▶ Task:
Copy each line that contains the string "ecpc", taking them from the material.
______
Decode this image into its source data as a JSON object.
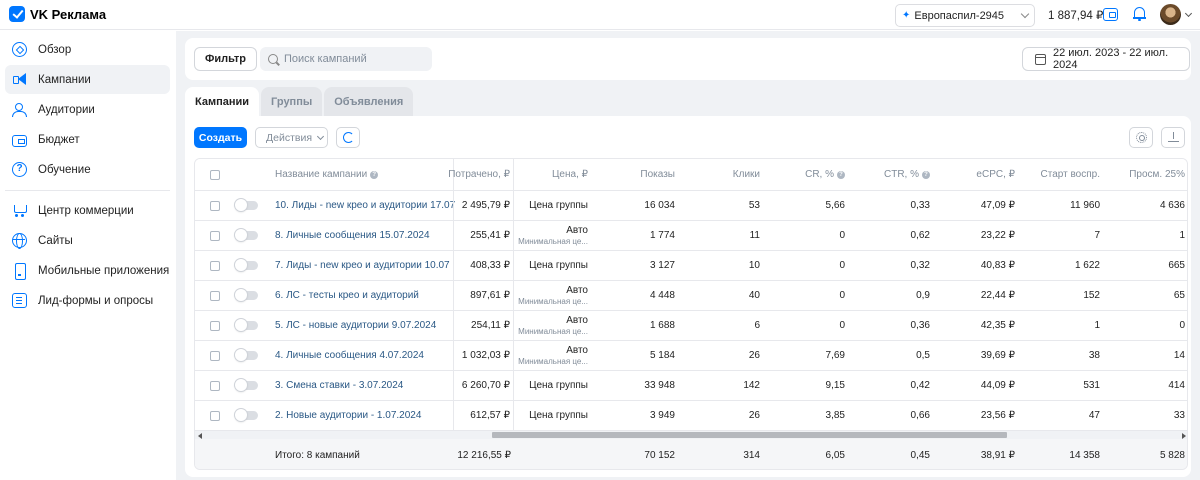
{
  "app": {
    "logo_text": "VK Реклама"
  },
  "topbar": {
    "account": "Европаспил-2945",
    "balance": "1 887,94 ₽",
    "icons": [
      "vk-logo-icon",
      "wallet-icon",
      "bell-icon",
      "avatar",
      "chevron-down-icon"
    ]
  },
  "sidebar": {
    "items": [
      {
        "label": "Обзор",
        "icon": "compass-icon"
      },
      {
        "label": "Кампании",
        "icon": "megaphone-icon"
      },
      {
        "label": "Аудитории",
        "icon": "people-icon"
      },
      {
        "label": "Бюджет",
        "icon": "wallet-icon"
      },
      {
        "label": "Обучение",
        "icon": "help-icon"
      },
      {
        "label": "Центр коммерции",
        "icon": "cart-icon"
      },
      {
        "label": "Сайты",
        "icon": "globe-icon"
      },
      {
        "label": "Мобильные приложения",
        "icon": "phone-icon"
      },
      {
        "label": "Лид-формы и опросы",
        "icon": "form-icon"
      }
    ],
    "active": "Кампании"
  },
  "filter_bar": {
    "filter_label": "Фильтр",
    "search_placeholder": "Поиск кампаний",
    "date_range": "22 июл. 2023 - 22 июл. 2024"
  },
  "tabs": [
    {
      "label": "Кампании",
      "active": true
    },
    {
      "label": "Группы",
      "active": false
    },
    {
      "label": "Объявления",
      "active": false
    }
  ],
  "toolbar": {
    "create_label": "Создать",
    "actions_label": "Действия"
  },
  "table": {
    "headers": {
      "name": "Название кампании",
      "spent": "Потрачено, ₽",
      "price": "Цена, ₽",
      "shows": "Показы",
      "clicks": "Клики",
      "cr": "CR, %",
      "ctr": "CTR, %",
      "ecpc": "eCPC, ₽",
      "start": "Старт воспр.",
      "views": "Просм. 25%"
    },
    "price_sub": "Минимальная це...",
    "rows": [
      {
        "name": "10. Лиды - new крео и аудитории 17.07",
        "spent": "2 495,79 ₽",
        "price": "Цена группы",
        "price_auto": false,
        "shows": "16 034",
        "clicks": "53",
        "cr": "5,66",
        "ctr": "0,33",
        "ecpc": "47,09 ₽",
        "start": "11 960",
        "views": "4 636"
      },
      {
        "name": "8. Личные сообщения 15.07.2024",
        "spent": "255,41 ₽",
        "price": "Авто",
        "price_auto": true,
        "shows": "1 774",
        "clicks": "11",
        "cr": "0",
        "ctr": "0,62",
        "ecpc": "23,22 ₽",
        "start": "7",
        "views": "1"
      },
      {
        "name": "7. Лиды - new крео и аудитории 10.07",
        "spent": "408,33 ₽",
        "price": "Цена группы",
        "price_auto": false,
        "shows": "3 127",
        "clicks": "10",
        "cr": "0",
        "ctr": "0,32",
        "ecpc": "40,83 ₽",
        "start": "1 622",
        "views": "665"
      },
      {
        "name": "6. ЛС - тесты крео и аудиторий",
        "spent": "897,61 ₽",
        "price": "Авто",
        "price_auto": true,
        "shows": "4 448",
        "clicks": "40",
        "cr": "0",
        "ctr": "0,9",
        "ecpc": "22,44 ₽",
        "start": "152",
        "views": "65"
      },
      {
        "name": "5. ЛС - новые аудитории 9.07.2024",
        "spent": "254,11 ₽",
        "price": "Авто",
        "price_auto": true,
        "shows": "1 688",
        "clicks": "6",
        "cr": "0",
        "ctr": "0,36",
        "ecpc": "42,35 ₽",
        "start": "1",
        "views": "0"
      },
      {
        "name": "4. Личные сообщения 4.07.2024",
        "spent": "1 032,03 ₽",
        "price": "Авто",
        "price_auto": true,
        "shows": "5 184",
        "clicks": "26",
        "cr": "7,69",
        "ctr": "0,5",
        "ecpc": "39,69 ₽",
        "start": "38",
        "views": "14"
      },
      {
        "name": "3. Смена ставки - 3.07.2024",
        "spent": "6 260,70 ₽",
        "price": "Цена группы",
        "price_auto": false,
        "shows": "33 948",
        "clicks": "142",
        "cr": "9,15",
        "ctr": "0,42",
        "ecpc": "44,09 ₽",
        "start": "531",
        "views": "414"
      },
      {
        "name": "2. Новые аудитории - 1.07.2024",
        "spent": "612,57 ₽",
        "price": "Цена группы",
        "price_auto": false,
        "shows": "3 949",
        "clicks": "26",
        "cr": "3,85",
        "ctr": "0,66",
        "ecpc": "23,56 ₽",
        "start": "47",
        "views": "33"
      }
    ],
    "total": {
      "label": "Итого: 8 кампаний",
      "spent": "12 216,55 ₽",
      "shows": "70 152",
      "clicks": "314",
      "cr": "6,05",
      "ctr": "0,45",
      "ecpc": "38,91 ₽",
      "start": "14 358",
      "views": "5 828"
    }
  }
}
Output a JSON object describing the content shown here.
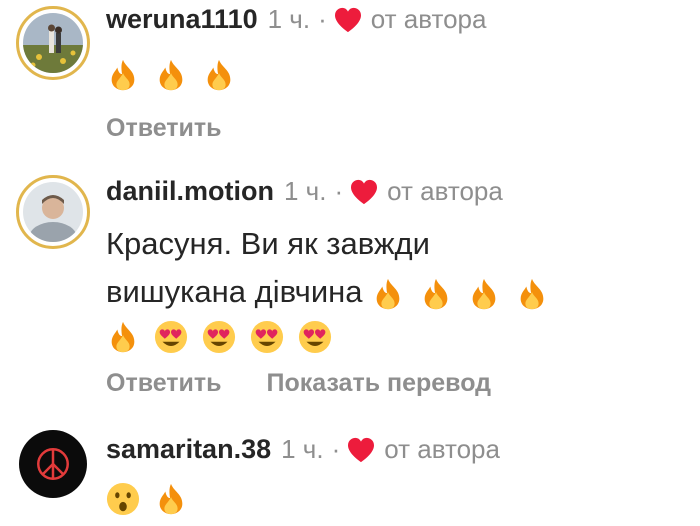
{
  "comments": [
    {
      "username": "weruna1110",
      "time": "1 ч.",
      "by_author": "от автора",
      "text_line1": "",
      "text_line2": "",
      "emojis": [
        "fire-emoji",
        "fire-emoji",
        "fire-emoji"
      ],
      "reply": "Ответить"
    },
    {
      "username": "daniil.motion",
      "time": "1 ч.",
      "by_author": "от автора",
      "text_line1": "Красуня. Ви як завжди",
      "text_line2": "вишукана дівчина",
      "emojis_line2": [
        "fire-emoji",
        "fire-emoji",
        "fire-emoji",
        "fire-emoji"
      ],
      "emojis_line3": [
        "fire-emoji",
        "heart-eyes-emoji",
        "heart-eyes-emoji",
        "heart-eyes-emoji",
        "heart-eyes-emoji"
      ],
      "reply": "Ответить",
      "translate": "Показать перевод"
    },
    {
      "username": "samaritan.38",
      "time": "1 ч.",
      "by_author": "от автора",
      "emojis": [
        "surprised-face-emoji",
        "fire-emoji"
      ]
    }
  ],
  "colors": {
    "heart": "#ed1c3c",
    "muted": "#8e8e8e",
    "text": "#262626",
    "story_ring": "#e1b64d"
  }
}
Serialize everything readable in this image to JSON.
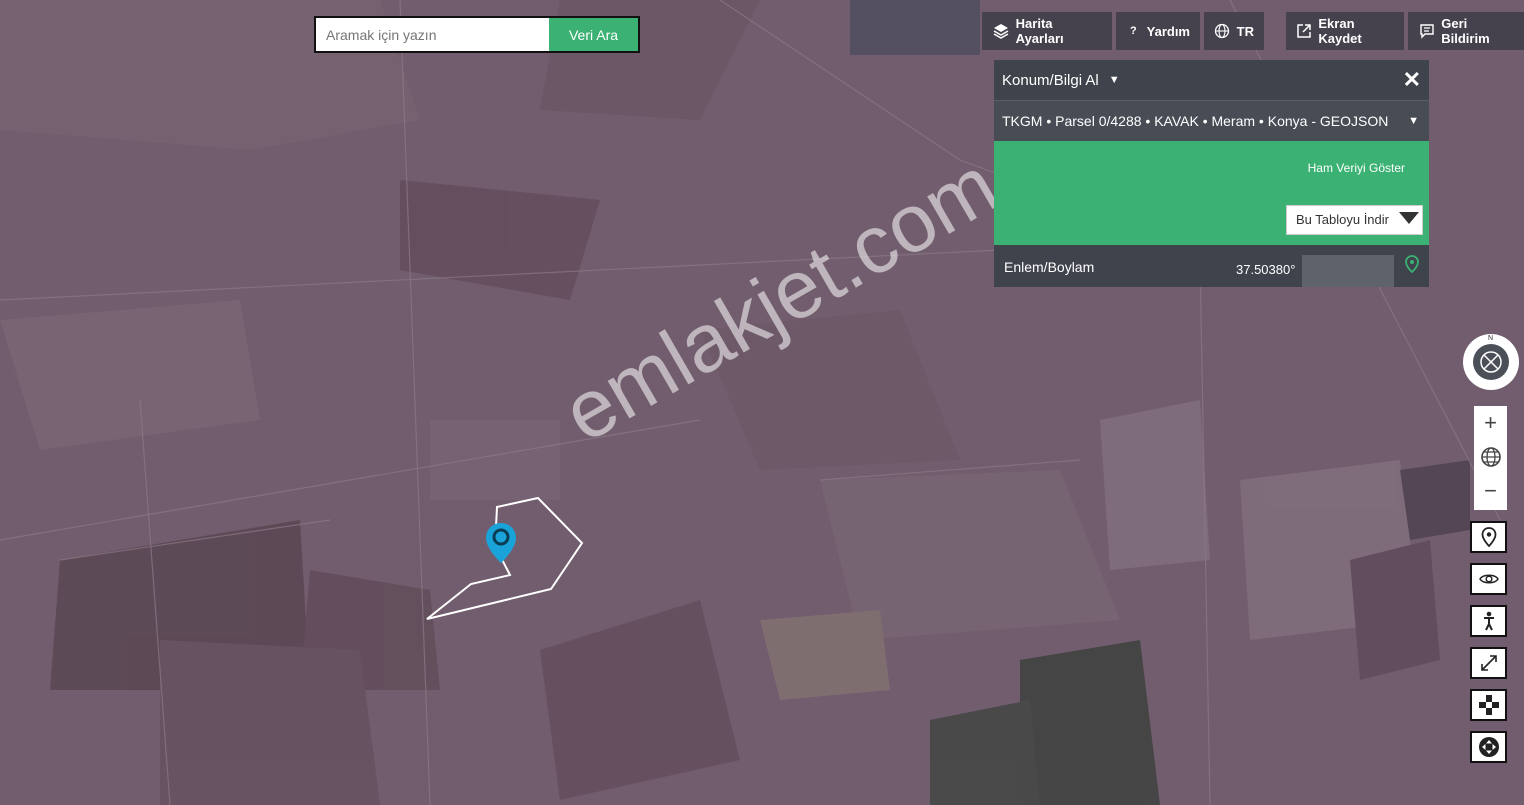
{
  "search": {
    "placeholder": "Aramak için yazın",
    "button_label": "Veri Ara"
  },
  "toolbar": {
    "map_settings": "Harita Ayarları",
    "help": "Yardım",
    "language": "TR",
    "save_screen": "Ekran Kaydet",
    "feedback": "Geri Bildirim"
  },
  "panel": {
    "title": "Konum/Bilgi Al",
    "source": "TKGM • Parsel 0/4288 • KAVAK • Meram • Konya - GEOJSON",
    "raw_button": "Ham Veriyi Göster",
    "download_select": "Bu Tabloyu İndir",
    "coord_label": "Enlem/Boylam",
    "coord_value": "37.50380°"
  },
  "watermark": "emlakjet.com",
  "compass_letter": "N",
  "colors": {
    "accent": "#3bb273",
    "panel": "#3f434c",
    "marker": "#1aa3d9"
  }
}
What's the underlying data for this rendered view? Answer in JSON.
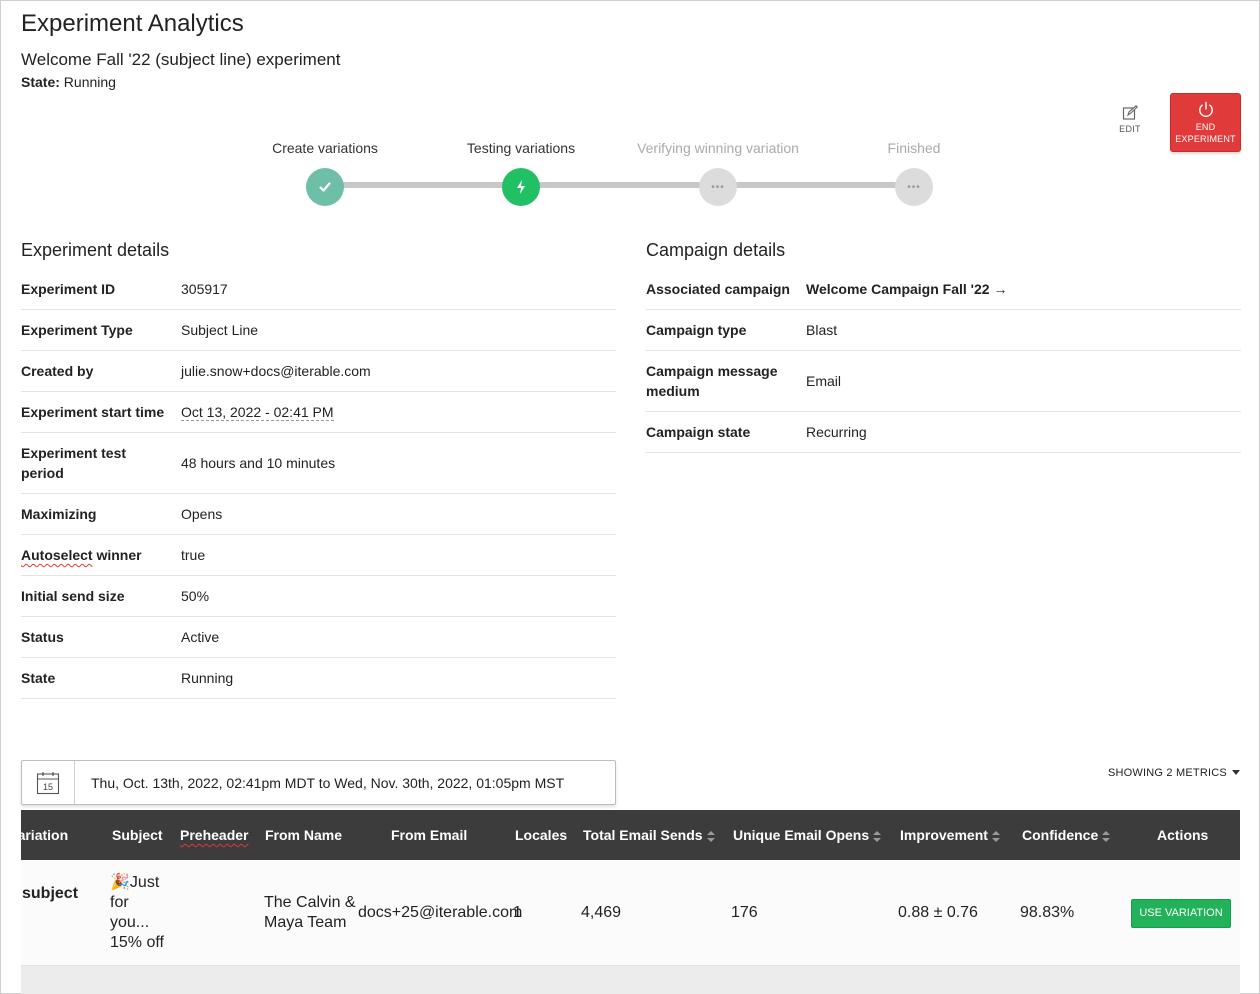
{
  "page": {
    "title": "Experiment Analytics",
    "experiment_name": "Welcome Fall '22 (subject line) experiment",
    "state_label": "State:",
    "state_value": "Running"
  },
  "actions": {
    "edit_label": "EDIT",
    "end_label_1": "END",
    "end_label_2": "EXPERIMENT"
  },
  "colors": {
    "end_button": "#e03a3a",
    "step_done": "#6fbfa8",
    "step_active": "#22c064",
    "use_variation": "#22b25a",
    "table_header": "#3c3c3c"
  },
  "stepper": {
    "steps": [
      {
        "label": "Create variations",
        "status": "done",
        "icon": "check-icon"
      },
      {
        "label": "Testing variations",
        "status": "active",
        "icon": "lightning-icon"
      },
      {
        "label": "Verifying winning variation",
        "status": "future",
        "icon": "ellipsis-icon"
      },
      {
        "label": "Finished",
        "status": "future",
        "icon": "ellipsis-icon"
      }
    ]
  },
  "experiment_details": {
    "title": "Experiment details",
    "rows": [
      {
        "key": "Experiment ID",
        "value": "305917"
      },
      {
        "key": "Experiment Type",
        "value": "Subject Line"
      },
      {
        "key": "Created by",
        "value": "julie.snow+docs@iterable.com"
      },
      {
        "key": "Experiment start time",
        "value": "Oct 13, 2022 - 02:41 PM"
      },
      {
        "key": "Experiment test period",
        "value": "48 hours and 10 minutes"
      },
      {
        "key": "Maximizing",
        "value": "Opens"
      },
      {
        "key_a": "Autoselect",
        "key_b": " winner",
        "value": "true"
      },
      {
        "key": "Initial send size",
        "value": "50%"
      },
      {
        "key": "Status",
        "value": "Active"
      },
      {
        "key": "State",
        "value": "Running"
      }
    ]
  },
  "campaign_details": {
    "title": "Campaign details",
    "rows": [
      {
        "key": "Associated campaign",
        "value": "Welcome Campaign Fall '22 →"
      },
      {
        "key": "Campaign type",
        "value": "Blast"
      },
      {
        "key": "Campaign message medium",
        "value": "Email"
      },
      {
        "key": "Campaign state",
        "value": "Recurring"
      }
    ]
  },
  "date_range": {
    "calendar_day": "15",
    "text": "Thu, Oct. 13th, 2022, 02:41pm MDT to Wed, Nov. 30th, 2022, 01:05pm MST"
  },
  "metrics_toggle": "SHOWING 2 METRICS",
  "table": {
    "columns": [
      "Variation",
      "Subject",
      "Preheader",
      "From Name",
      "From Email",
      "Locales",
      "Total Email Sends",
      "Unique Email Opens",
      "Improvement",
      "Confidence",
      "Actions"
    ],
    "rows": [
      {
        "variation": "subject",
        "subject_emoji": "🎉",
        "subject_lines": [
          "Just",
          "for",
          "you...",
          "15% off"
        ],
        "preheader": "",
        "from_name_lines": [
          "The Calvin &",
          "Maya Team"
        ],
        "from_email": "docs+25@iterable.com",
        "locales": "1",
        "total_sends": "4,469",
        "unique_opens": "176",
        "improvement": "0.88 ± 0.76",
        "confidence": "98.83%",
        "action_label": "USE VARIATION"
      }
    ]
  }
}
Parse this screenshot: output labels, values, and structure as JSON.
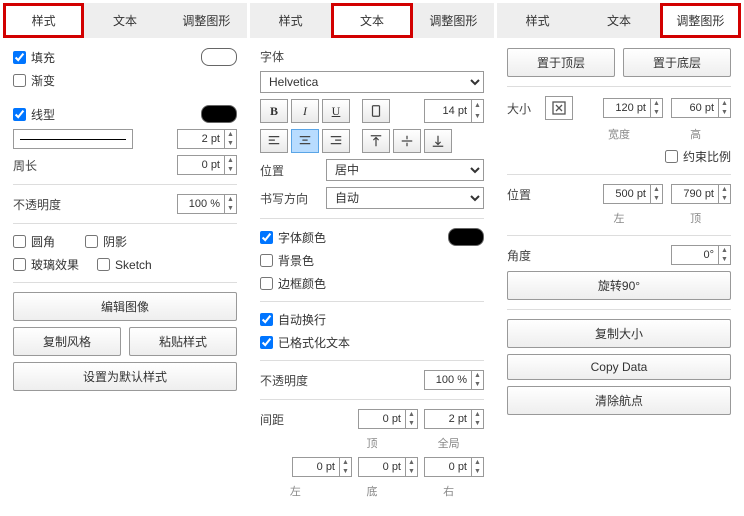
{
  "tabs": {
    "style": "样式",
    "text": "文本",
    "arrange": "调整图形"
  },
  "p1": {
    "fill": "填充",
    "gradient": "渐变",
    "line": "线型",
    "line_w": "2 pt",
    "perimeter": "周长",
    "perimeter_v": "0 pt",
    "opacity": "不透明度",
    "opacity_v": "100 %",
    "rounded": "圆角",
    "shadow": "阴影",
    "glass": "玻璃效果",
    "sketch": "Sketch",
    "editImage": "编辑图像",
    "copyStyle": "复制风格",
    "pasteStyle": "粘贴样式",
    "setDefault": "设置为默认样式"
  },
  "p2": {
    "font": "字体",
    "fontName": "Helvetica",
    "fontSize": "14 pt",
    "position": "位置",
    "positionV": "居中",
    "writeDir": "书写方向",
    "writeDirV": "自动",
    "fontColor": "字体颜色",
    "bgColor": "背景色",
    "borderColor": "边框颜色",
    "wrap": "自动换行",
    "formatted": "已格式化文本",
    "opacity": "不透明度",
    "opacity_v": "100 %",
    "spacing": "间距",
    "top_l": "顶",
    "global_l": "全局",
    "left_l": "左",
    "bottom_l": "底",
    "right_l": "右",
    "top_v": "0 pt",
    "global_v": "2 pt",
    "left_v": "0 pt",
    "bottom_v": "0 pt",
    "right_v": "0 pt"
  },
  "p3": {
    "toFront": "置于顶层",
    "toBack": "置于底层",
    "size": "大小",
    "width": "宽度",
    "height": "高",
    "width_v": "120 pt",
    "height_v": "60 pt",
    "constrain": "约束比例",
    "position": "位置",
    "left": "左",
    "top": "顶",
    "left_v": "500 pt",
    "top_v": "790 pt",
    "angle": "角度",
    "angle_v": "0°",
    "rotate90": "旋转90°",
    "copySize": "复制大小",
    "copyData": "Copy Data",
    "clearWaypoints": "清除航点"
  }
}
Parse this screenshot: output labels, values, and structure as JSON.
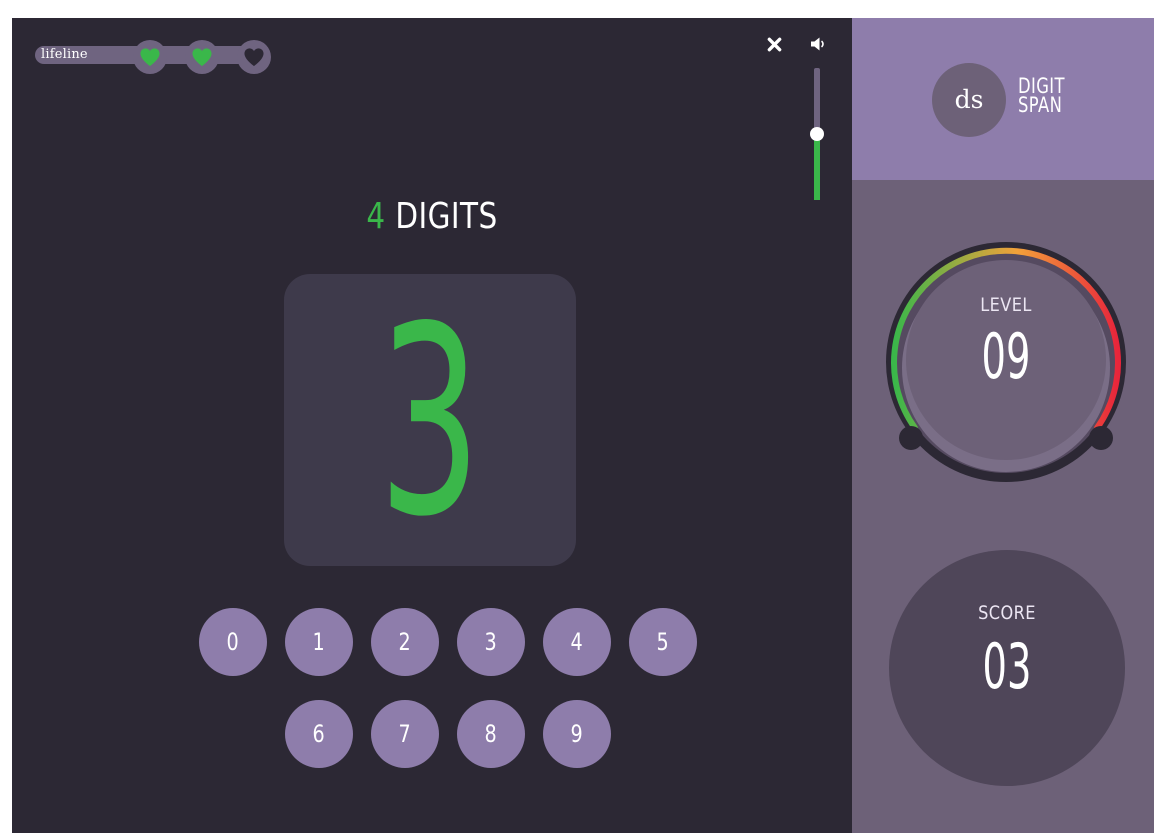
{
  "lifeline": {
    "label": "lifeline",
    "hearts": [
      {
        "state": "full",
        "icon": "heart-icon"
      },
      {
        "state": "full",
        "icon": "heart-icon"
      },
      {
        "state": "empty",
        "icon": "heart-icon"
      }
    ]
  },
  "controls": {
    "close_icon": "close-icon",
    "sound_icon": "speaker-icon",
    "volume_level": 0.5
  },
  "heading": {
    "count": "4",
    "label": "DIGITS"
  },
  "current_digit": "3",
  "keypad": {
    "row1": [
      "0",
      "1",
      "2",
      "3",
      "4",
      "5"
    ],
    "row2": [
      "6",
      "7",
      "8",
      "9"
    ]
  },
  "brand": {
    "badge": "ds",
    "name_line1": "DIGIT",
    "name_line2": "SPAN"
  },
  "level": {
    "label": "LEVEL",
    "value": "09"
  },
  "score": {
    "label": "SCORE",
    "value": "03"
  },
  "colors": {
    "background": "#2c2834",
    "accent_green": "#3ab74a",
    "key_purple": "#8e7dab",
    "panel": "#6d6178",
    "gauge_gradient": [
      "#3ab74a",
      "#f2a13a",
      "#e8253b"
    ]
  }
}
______
▶ Task solution:
      "ecpc": "eCPC, ₽",
        "ecpc": "47,09 ₽",
        "ecpc": "23,22 ₽",
        "ecpc": "40,83 ₽",
        "ecpc": "22,44 ₽",
        "ecpc": "42,35 ₽",
        "ecpc": "39,69 ₽",
        "ecpc": "44,09 ₽",
        "ecpc": "23,56 ₽",
      "ecpc": "38,91 ₽",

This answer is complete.